David Bowie may have inspired parents to name their children in tribute.

The number of children named Bowie has risen since 2016, the year he died of cancer.

There were 38 boys and six girls with the name in 2017 and 35 boys and seven girls in 2016.

That compares with 12 boys and fewer than three girls the year before.

How are the rankings worked out?

The rankings are based on names with the exact same spellings.

That means the 76 baby girls called Khaleesi, after the word for a queen invented for the character Daenerys Targaryen in Game of Thrones, are recorded separately to the four girls called Kaleesi.

Muhammad (3,691 boys) and Mohammed (1,982) combined would still not be more popular than the traditional spelling of Oliver. However there are other variations on the name, such as Mohammad (837), Mohamed (269) and Muhammed (450) that would make it more popular if they were all counted as the same name.

Nick Stripe from the ONS said: "Although Oliver and Olivia remained the most popular baby names in 2017, some fascinating changes took place beneath them.
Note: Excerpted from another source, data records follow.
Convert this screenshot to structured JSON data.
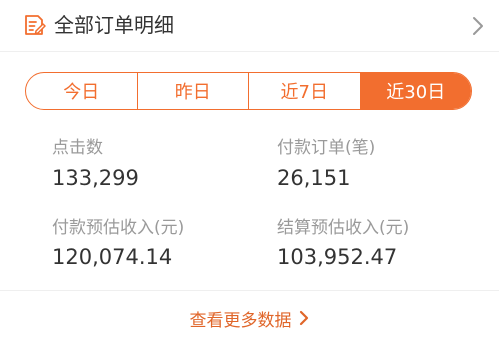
{
  "header": {
    "title": "全部订单明细",
    "icon": "edit-list-icon",
    "chevron": "chevron-right-icon"
  },
  "tabs": [
    {
      "label": "今日",
      "active": false
    },
    {
      "label": "昨日",
      "active": false
    },
    {
      "label": "近7日",
      "active": false
    },
    {
      "label": "近30日",
      "active": true
    }
  ],
  "stats": {
    "clicks": {
      "label": "点击数",
      "value": "133,299"
    },
    "paid_orders": {
      "label": "付款订单(笔)",
      "value": "26,151"
    },
    "paid_income": {
      "label": "付款预估收入(元)",
      "value": "120,074.14"
    },
    "settled_income": {
      "label": "结算预估收入(元)",
      "value": "103,952.47"
    }
  },
  "footer": {
    "more_label": "查看更多数据",
    "more_icon": "chevron-right-icon"
  },
  "colors": {
    "accent": "#f26e2f",
    "text": "#333333",
    "label": "#9a9a9a",
    "divider": "#efefef"
  }
}
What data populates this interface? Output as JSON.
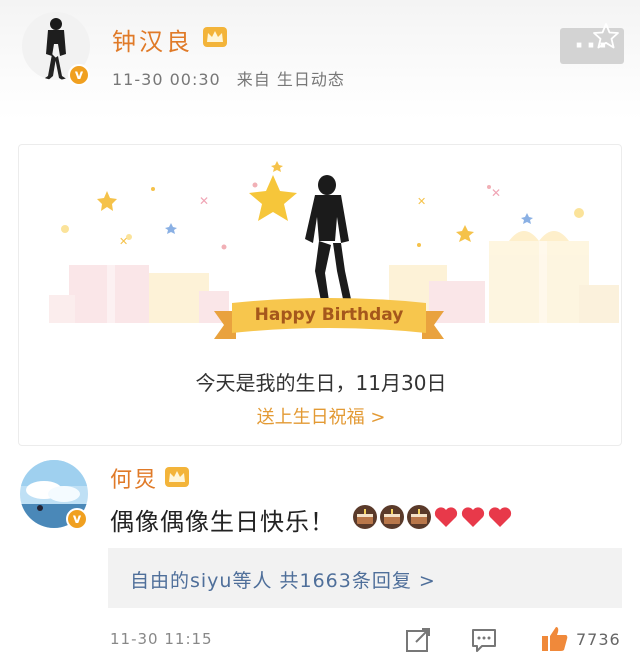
{
  "post": {
    "author": "钟汉良",
    "time": "11-30 00:30",
    "source": "来自 生日动态",
    "verified": "v",
    "more_label": "···"
  },
  "birthday_card": {
    "ribbon_text": "Happy Birthday",
    "message": "今天是我的生日，11月30日",
    "action_label": "送上生日祝福 >"
  },
  "comment": {
    "author": "何炅",
    "verified": "v",
    "text": "偶像偶像生日快乐！",
    "emojis": [
      "cake-icon",
      "cake-icon",
      "cake-icon",
      "heart-icon",
      "heart-icon",
      "heart-icon"
    ],
    "reply_summary": "自由的siyu等人  共1663条回复  >",
    "time": "11-30 11:15",
    "like_count": "7736"
  },
  "colors": {
    "name_orange": "#e07a28",
    "link_blue": "#4f6f9a",
    "gold": "#e39a34",
    "badge": "#f0a020"
  }
}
"Leo entered the boys' top 10 for the first time, whilst Hunter rocketed into the top 100, also for the first time, reaching number 78. Sarah, the most popular name for baby girls throughout much of the 1970s and 1980s, dropped out of the top 100 for the first time since our records began in 1904.

"Brand new entries into the top 100 for girls include the names Aurora and Hallie."
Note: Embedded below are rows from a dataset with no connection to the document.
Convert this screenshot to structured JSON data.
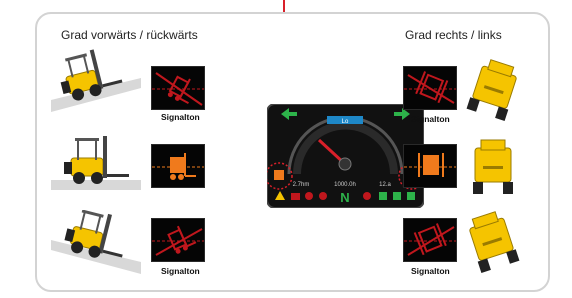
{
  "headings": {
    "left": "Grad vorwärts / rückwärts",
    "right": "Grad rechts / links"
  },
  "rows": {
    "left": [
      {
        "caption": "Signalton",
        "indicator_color": "#c0171d",
        "alert": true
      },
      {
        "caption": "",
        "indicator_color": "#f07a1c",
        "alert": false
      },
      {
        "caption": "Signalton",
        "indicator_color": "#c0171d",
        "alert": true
      }
    ],
    "right": [
      {
        "caption": "Signalton",
        "indicator_color": "#c0171d",
        "alert": true
      },
      {
        "caption": "",
        "indicator_color": "#f07a1c",
        "alert": false
      },
      {
        "caption": "Signalton",
        "indicator_color": "#c0171d",
        "alert": true
      }
    ]
  },
  "dashboard": {
    "hours_left": "2.7hm",
    "hours_mid": "1000.0h",
    "hours_right": "12.a",
    "gear": "N",
    "bar_label": "Lo"
  },
  "colors": {
    "accent": "#d9202a",
    "panel_border": "#d3d3d3",
    "forklift_yellow": "#f5c400",
    "dash_green": "#2db34a",
    "dash_blue": "#1e88c8"
  }
}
Sarah-Jane ‎Ljungstrom from parenting website, said the rise of Aurora and Hallie was down to people looking for "heavenly" names.

"The Instagram effect is starting to shine through with dreamy space names for girls the stand-out new trend," she said.

"Also still growing for girls is the botanicals theme. Poppy is up five places into the top ten, while Daisy, Ivy, Willow and Iris are all big climbers too.

"For boys, millennial parents are leading the way with the 'soft macho' phenomenon. Instead of traditional short, sharp masculine names like Jake and Tyler which have plunged in popularity, the 'soft macho' trend is seeing manly but gentle names including Hunter, Leo and Ralph all picked hundreds of times last year."

Olivia and Jack remain the most popular baby names in Scotland, according to data published in March, while Emily and James were revealed in August to be the most popular names in Northern Ireland.

Data journalism by Will Dahlgreen. Design by Sandra Rodriguez Chillida and Prina Shah. Development by Chris Ashton, Evisa Terziu and Alexander Ivanov.